© Marek - Fotolia

Tony Soprano had nothing on the made men of, an organized cybercrime ring that federal prosecutors say stole more than $50 million in an identity theft and credit card scam. 

And today a Georgia man, Cameron "Kilobit" Harris, 28, was sentenced to 9.5 years of real, not virtual, prison time and ordered to pay $50.8 million in restitution for his role in the scheme.

“Cyber thieves created a real criminal organization through the virtual world of the Internet, stealing credit card data and relying on technology, perceived anonymity, and international borders to evade law enforcement,” said Assistant Attorney General Leslie R. Caldwell of the Justice Department’s Criminal Division. “Cameron Harrison made a living by using that stolen financial information.. Applying time-honored techniques from mob and gang prosecutions to this new generation of cybercriminals, we were able to infiltrate and bring down the ring.”

Criminal enterprise

Harrison admitted at his guilty plea hearing that he became associated with the organization in June 2008. According to Harrison’s admissions, was an Internet-based, international criminal enterprise whose members trafficked in compromised credit card account data and counterfeit identifications and committed money laundering, narcotics trafficking and computer crimes.

Harrison admitted that he purchased compromised credit card account data and other personal identifying information from fellow members. He also admitted to possessing over 260 compromised credit and debit card numbers, which were recovered from his computer and email accounts following his arrest.

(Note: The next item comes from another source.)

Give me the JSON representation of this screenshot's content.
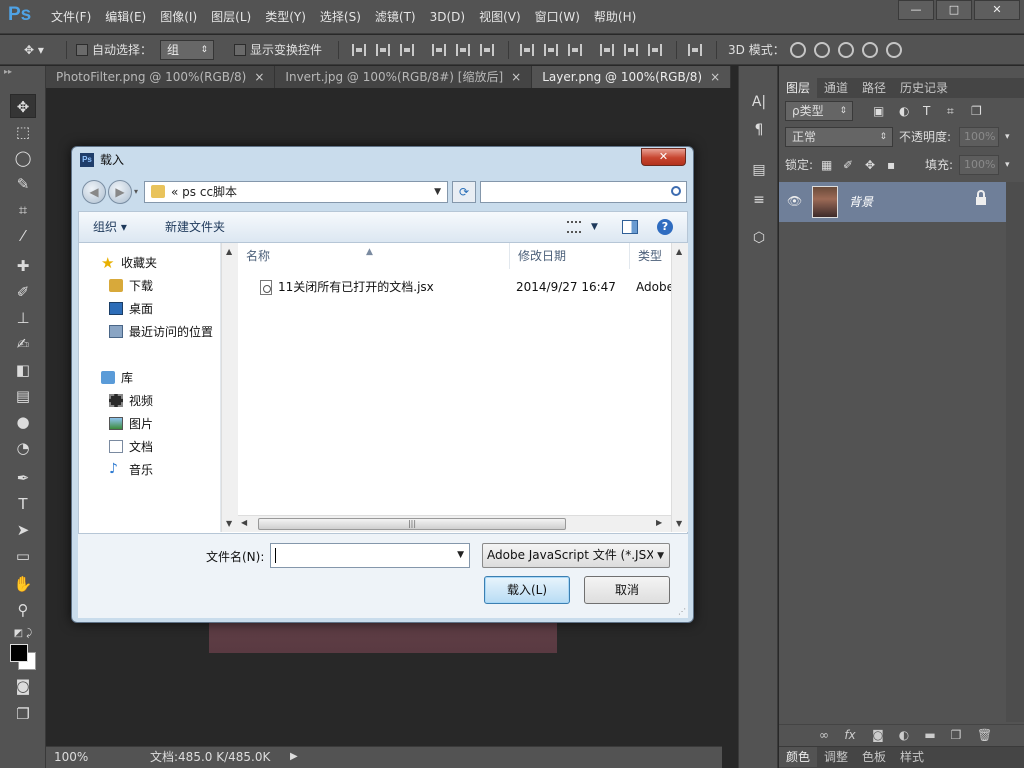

Harrison was identified when he purchased a counterfeit Georgia driver’s license from an undercover special agent through the network. During interactions with the undercover special agent, Harrison admitted to having been a vendor of counterfeit identifications in the defunct cyberfraud organization “ShadowCrew.”

Fifty-five individuals were charged in four separate indictments in Operation Open Market, which targeted the organization. To date, 26 individuals have been convicted and the rest are either fugitives or are pending trial.

Harrison pleaded guilty in April 2014 to participating in a racketeer influenced corrupt organization, conspiracy to engage in a racketeer influenced and corrupt organization, and trafficking in and production of false identification documents.

“The financial toll exacted by identity theft and credit card fraud can be crippling to victims both financially and emotionally,” said Daniel G. Bogden of the District of Nevada. “These are far from victimless crimes and the members of this organization were responsible for the theft of over $50 million. We are working diligently with our law enforcement partners to ensure that the people who commit these high-tech crimes are put out of business.”

Share your Comments